Friendship. “Your friend is your enemy” is not an oxymoron in a workplace. It is a gospel passage, true and eternal. If you need to be friends with everyone and tell them your life’s story in a day, stay home. Don’t be friends with anyone, not anyone’s enemy either. Never get too close for gossip. It is a workplace not your kindred meeting. If there are cliques, stay away from taking sides, as well as if there is a conflict. Try not to my bosses’ favorite, you will soon invite envy, but make sure to be in their respect and awe. Be nice enough, not overly. If your ass-kissing doesn’t establish an independence, and only dependence, avoid that strategy.

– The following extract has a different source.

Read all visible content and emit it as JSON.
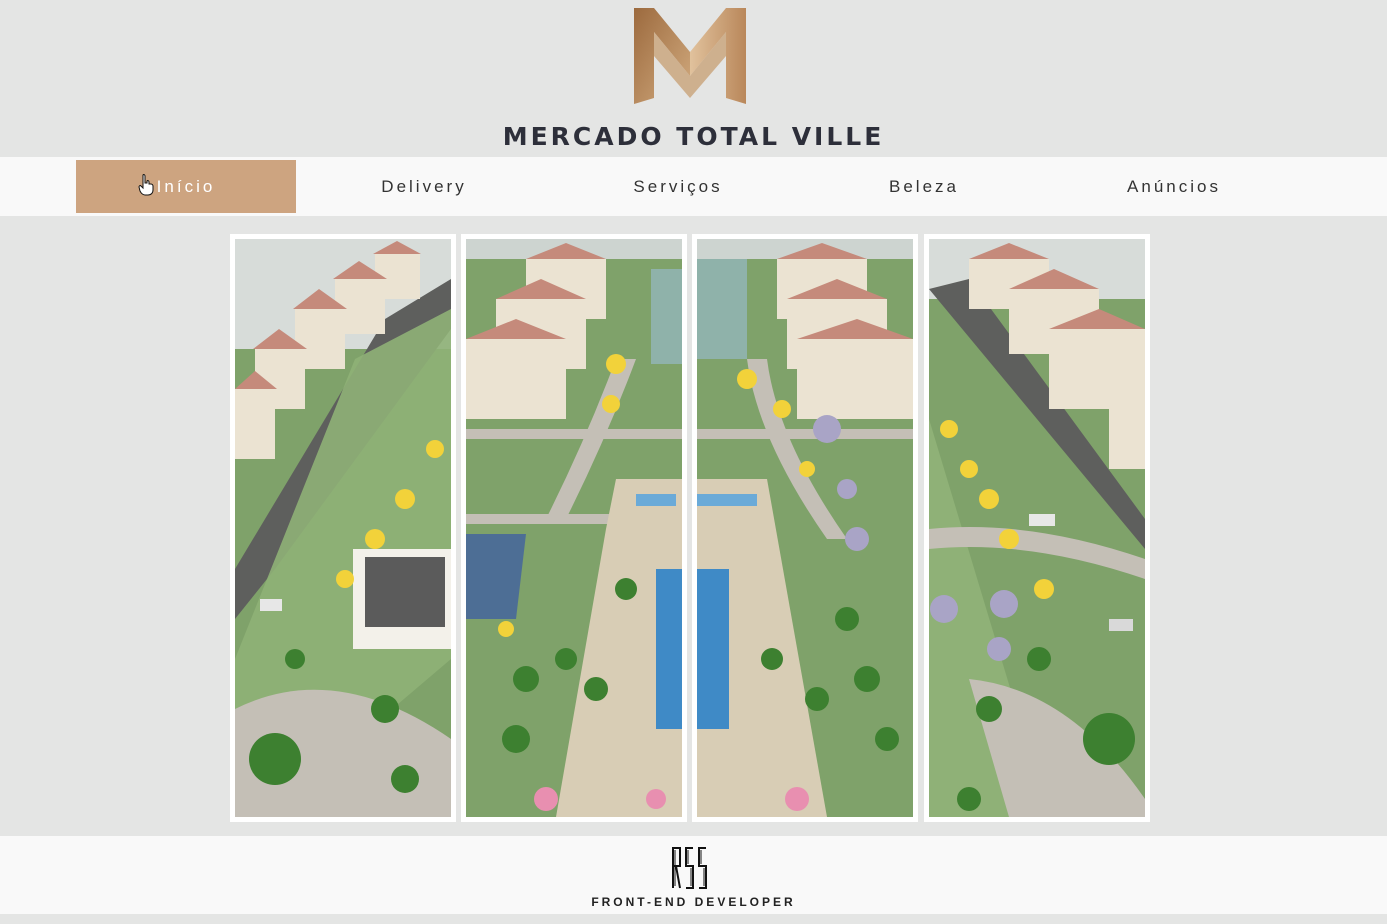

Snitch/Listen. Poke for others’ frustration, subtlety. Make general allusions, nothing direct, and let them spill their gut. It is a game of the mind and no one has to explain it to anyone, every workplace is unique. You have to know who to know how and when. Remember who said what, about who, and when. Information like these come in handy when unexpected. If you need to keep a diary for this, well done.
Competition. Healthy competition is good. Make effort to work my way up the rungs, diligently, honestly and in commitment. But when the competition turns dirty, never away from it (if such events make you uncomfortable, stay home). If it has a survival-of-the-fittest likeness, please sign up. Eliminate competition that would eliminate you if they had a chance. And if you cannot handle being the competition, remain in a grey space in the background. Infuse your slander in jokes, and in offhanded ways that the information would be remembered without any association to malice and scheme, and you have perfected the skill when the bit of information is remembered and you are not remembered as the source.
Credit. Never do any work for which another person will take credit. Do not accept to help anyone do their work, neither should you offer any help. When that shift roster is done or that wall is painted well and there will be no indication that you did it and the Thank-You will be given to someone else, count yourself out. Your hustle is different from theirs. Remain in your lane and leave them in theirs. If there is a crossover, in my case for instance, my Mbaise ancestors will be mad at me.
Most importantly, you are not indispensable so do not delude yourself. The job was there before you, it certainly will be when you are gone. Unless you are Mugabe.
Photo Credit: Dreamstime | Goldenkb